15 February 2023 • Governance Risk & Compliance
With the tax year end rapidly approaching, it is always an idea to consider whether there are any steps that can be taken to minimise your tax liability for this and possibly, future tax years. Below are a few of the common ways in which tax could, potentially, be saved:-
Utilising Spousal Rate Bands and Personal Allowance
If you are paying tax at the higher or additional rates and your spouse is paying tax at the basic rate, it may be sensible to pass assets over to them so as to reduce the tax burden on you.
This could be shares, interest producing bank balances or the beneficial interest in rental profits.
Where a rental property has been purchased jointly, the default position is that the profits are divisible on a 50:50 basis. However, it is possible to vary that interest through a ‘Deed (or Declaration) of Trust’, whereby you would effectively hold your 50% in trust for the beneficial interest of your spouse. All transfers of chargeable property between spouses are free of CGT. However, you should be aware that once the transfer has been effected, the spouse will have 100% of the equitable interest. Advice should also be taken on the implications of SDLT where mortgages are attached to property.
Advice should be taken before transferring any shares in regulated entities.

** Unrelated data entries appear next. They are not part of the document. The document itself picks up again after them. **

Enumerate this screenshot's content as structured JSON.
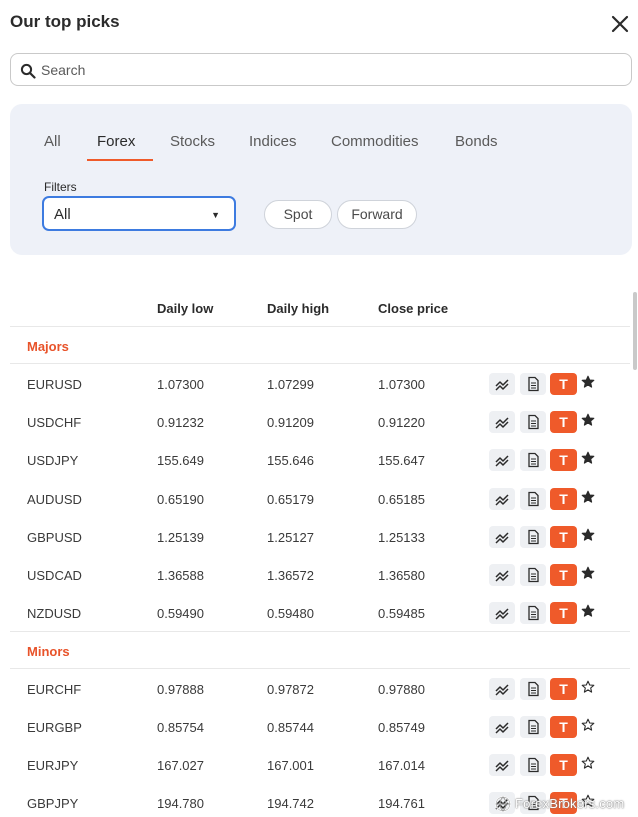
{
  "header": {
    "title": "Our top picks"
  },
  "search": {
    "placeholder": "Search"
  },
  "tabs": [
    "All",
    "Forex",
    "Stocks",
    "Indices",
    "Commodities",
    "Bonds"
  ],
  "active_tab": "Forex",
  "filters": {
    "label": "Filters",
    "selected": "All",
    "options": [
      "Spot",
      "Forward"
    ]
  },
  "table": {
    "columns": [
      "Daily low",
      "Daily high",
      "Close price"
    ],
    "groups": [
      {
        "name": "Majors",
        "rows": [
          {
            "symbol": "EURUSD",
            "daily_low": "1.07300",
            "daily_high": "1.07299",
            "close": "1.07300",
            "starred": true
          },
          {
            "symbol": "USDCHF",
            "daily_low": "0.91232",
            "daily_high": "0.91209",
            "close": "0.91220",
            "starred": true
          },
          {
            "symbol": "USDJPY",
            "daily_low": "155.649",
            "daily_high": "155.646",
            "close": "155.647",
            "starred": true
          },
          {
            "symbol": "AUDUSD",
            "daily_low": "0.65190",
            "daily_high": "0.65179",
            "close": "0.65185",
            "starred": true
          },
          {
            "symbol": "GBPUSD",
            "daily_low": "1.25139",
            "daily_high": "1.25127",
            "close": "1.25133",
            "starred": true
          },
          {
            "symbol": "USDCAD",
            "daily_low": "1.36588",
            "daily_high": "1.36572",
            "close": "1.36580",
            "starred": true
          },
          {
            "symbol": "NZDUSD",
            "daily_low": "0.59490",
            "daily_high": "0.59480",
            "close": "0.59485",
            "starred": true
          }
        ]
      },
      {
        "name": "Minors",
        "rows": [
          {
            "symbol": "EURCHF",
            "daily_low": "0.97888",
            "daily_high": "0.97872",
            "close": "0.97880",
            "starred": false
          },
          {
            "symbol": "EURGBP",
            "daily_low": "0.85754",
            "daily_high": "0.85744",
            "close": "0.85749",
            "starred": false
          },
          {
            "symbol": "EURJPY",
            "daily_low": "167.027",
            "daily_high": "167.001",
            "close": "167.014",
            "starred": false
          },
          {
            "symbol": "GBPJPY",
            "daily_low": "194.780",
            "daily_high": "194.742",
            "close": "194.761",
            "starred": false
          }
        ]
      }
    ]
  },
  "trade_button_label": "T",
  "watermark": "ForexBrokers.com",
  "colors": {
    "accent": "#ef5a2a",
    "group_heading": "#e8532a",
    "focus": "#3d7be0",
    "panel_bg": "#eef1f8"
  },
  "icons": {
    "close": "close-icon",
    "search": "search-icon",
    "chart": "chart-icon",
    "doc": "document-icon",
    "star": "star-icon",
    "caret": "caret-down-icon"
  }
}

If a donation is made to a charity registered for the gift aid scheme, your basic rate is extended by the ‘grossed up’ amount of the gift. For example, if you contributed £1,000, your basic rate band is extended by £1,250, saving you £250 in tax if you are a 40% taxpayer and £312.50 if you are an additional rate taxpayer. Should your total 2022/23 income be between £100,000 and £125,140, it will save you even more, as it will avoid clawback of some or all of your personal allowance depending on the amount you donate. Earnings between £100,000 and £125,140 are taxed at an effective rate of 60% because of the personal allowance clawback.
It is also possible to contribute chargeable assets to charity (e.g. shares). If you choose to do this, your overall income is reduced by the value of the gift.
Do not overlook the fact that by gifting cash or assets to charity, you are reducing your estate for Inheritance Tax purposes.
One other point on charitable donations- if you do not manage to donate to your favourite charity before 5 April 2023, you can include any donations made between 6 April 2023 and the submission of your 2022/23 Tax Return within your Self-Assessment form and take advantage of the higher or additional tax relief.
A word of warning- if you donate to a charity registered for gift aid and do not pay any tax, HMRC will expect you to still include the amount of the donation on your Tax Return and pay the basic rate tax to them, as they will already have paid the charity the 20% you guaranteed to fund through tax paid when the donation was made.
There is no relief for non-EU charities and with those situated in the EU, they must have registered in the UK.